Trump lent his support to several Minnesota Republican candidates, at one point calling state Rep. Karen Housley to the stage to speak on how she would defeat Tina Smith for Smith's seat in the Senate. U.S. Rep. Jason Lewis joined Hagedorn onstage, while gubernatorial candidate Jeff Johnson and attorney general candidate Doug Wardlow spoke to the crowd of thousands earlier in the day.
At one point the president blamed Democrats as "truly the party of crime" for opposing the administration's immigration policies. He also chastised Democrats for opposing federal court judge Brett Kavanaugh's nomination to the Supreme Court. And he attacked the media several times during the speech, at one point claiming "if they were on our side we would win for 1,000 years."
Earlier in the day, Trump attended a private Republican fundraiser in Minneapolis.
With a little more than five weeks before the Nov. 6 election, Trump's visit to Minnesota highlights how important the state could be in deciding the House majority. Pundits on both sides see the First and Eighth Congressional District races, in southern and northeast Minnesota, as important toss-up races.
Dozens of people were already in Rochester Thursday morning. By mid-afternoon, thousands of people clogged Rochester's downtown area waiting in line to see the president. By 3 p.m., the line to get into the rally stretched about a half-mile long and wound behind a parking ramp over to a walking trail near the Zumbro River. Rochester officials say about 10,000 people packed the civic center with another 1,000 watching outside.
Street vendors took advantage of the long lines to hawk various Trump-related merchandise, from clothing to scarves and the popular red “Make America Great Again” hats. One vendor exclaimed “Don't be a Democrat, get yourself a Trump hat.”
Ben Harris, 19, of Rochester, decked himself out in an American flag-laden suit for the occasion. He was glad to see Trump pay a visit to a traditionally blue-leaning state in support of Republican candidates.
"You think of Minnesota as such a liberal stronghold," Harris said. "And that, I think, just goes to show he actually cares about the average citizen."
Harris sees Trump as a better president than Barack Obama or George W. Bush because of Trump's stance against terrorism and trade.
John O'Rourke, 53, of Wells, has voted Republican in the past but supported Obama in 2008 because he thought the Democratic candidate would make good on his campaign themes of hope and change.
“There was no change and there was no hope,” O'Rourke said. “And I just got sick of it. Sick of the establishment.”

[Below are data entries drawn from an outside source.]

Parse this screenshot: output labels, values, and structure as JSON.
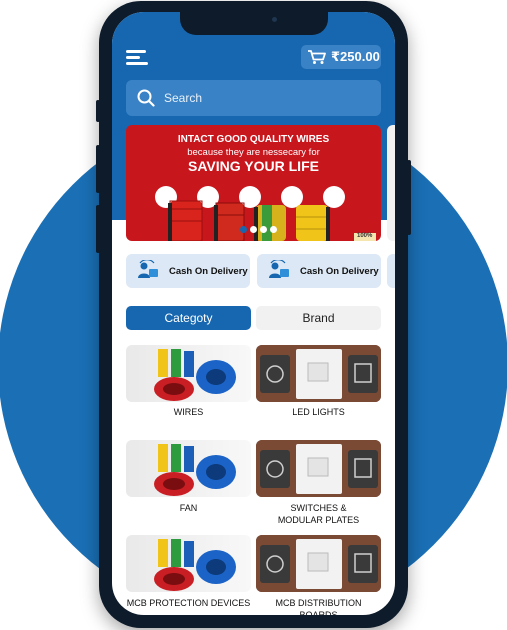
{
  "header": {
    "cart_total": "₹250.00"
  },
  "search": {
    "placeholder": "Search"
  },
  "banner": {
    "line1": "INTACT GOOD QUALITY WIRES",
    "line2": "because they are nessecary for",
    "line3": "SAVING YOUR LIFE",
    "badge": "100%"
  },
  "features": [
    {
      "label": "Cash On Delivery",
      "icon": "delivery-icon"
    },
    {
      "label": "Cash On Delivery",
      "icon": "delivery-icon"
    }
  ],
  "tabs": [
    {
      "label": "Categoty",
      "active": true
    },
    {
      "label": "Brand",
      "active": false
    }
  ],
  "categories": [
    {
      "label": "WIRES",
      "image": "wires"
    },
    {
      "label": "LED LIGHTS",
      "image": "switch-plates"
    },
    {
      "label": "FAN",
      "image": "wires"
    },
    {
      "label": "SWITCHES &",
      "label2": "MODULAR PLATES",
      "image": "switch-plates"
    },
    {
      "label": "MCB PROTECTION DEVICES",
      "image": "wires"
    },
    {
      "label": "MCB DISTRIBUTION BOARDS",
      "image": "switch-plates"
    }
  ],
  "colors": {
    "primary": "#1667b0",
    "background_circle": "#1a6fb5",
    "banner_red": "#c8161d",
    "feature_bg": "#dce8f5"
  }
}
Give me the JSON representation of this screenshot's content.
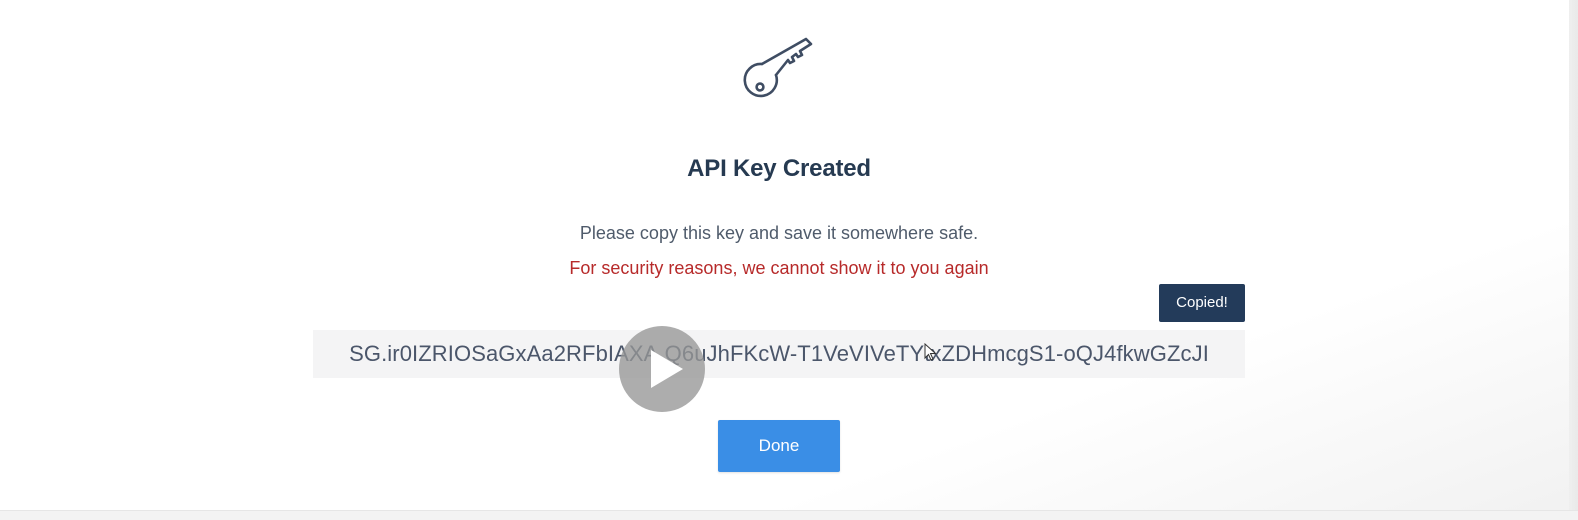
{
  "dialog": {
    "icon": "key-icon",
    "title": "API Key Created",
    "instructions": "Please copy this key and save it somewhere safe.",
    "warning": "For security reasons, we cannot show it to you again",
    "tooltip": "Copied!",
    "api_key": "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",
    "done_label": "Done"
  },
  "overlay": {
    "play_icon": "play-icon",
    "cursor_icon": "cursor-icon"
  },
  "colors": {
    "title": "#263a51",
    "warning": "#b72a2a",
    "tooltip_bg": "#233b5a",
    "primary_button": "#3a8ee6"
  }
}
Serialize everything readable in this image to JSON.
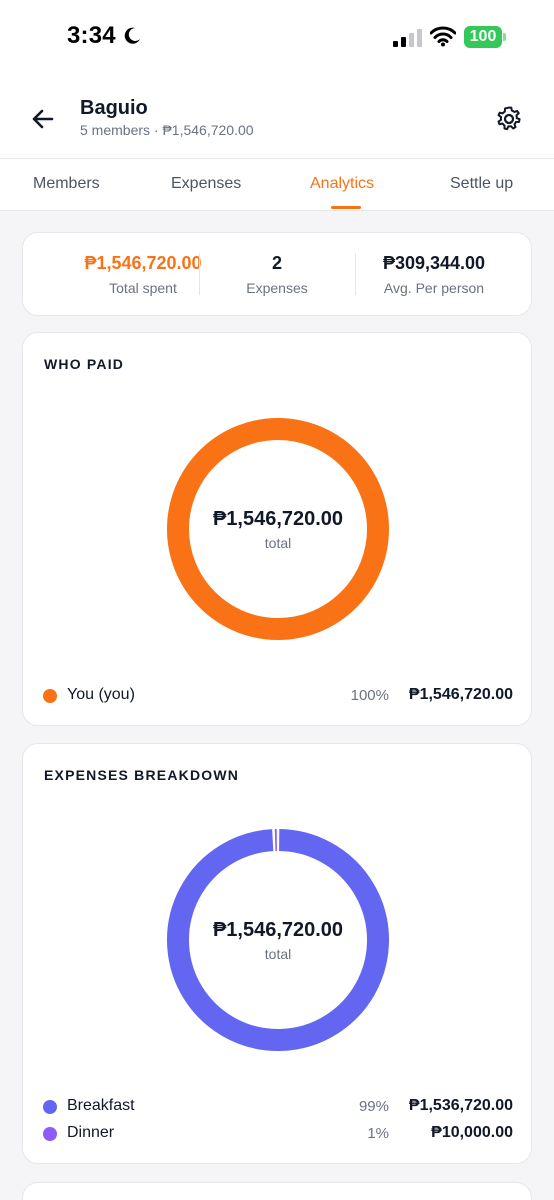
{
  "status_bar": {
    "time": "3:34",
    "battery": "100"
  },
  "header": {
    "title": "Baguio",
    "subtitle": "5 members · ₱1,546,720.00"
  },
  "tabs": [
    {
      "label": "Members",
      "active": false
    },
    {
      "label": "Expenses",
      "active": false
    },
    {
      "label": "Analytics",
      "active": true
    },
    {
      "label": "Settle up",
      "active": false
    }
  ],
  "summary": [
    {
      "value": "₱1,546,720.00",
      "label": "Total spent"
    },
    {
      "value": "2",
      "label": "Expenses"
    },
    {
      "value": "₱309,344.00",
      "label": "Avg. Per person"
    }
  ],
  "who_paid": {
    "title": "WHO PAID",
    "total": "₱1,546,720.00",
    "caption": "total",
    "items": [
      {
        "name": "You (you)",
        "percent": "100%",
        "amount": "₱1,546,720.00",
        "share": 1.0,
        "color": "#f97316"
      }
    ]
  },
  "breakdown": {
    "title": "EXPENSES BREAKDOWN",
    "total": "₱1,546,720.00",
    "caption": "total",
    "items": [
      {
        "name": "Breakfast",
        "percent": "99%",
        "amount": "₱1,536,720.00",
        "share": 0.9935,
        "color": "#6366f1"
      },
      {
        "name": "Dinner",
        "percent": "1%",
        "amount": "₱10,000.00",
        "share": 0.0065,
        "color": "#8b5cf6"
      }
    ]
  },
  "colors": {
    "accent": "#f97316",
    "breakfast": "#6366f1",
    "dinner": "#8b5cf6"
  },
  "icons": {
    "back": "arrow-left-icon",
    "settings": "gear-icon",
    "moon": "moon-icon"
  }
}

O'Rourke believes Trump has done a good job shaking up the status quo in Washington D.C. He plans to vote Republican to give the Republican-controlled Congress more support to accomplish Trump's goals.
“He's trying to get rid of the Deep State,” said Trishel Adams, 50, also of Wells. “I'm glad (Trump's) running again.”
Hundreds of protestors marched through downtown Rochester Thursday afternoon. Several protestors stationed themselves near Broadway Avenue, Rochester's north-south corridor, three blocks away from the Civic Center. They said they kept a few blocks away from the rally for safety reasons.
Julie Fryer, 52, and her 15-year-old son Nicholas, of Chatfield, were among the protestors picketing the rally. They said they had planned to come down since Trump's visit was announced last week.
“We believe that Trump is an embarrassment to people,” Nicholas Fryer said.
Julie said it was important for protestors to show up even though Trump's visit would likely boost Republican numbers in the 1st Congressional District.
“We are doing everything we can to support Feehan,” she said.
Feehan joined Peggy Flanagan, the Democratic lieutenant governor candidate, in door knocking in the Rochester area Thursday as part of a state DFL push in response to the president's rally.
““Donald Trump’s return to Minnesota is a clear sign that he and Minnesota Republicans are worried about the direction Minnesota is trending,” DFL Chairman Ken Martin said in a statement.
Feehan was unavailable for comment.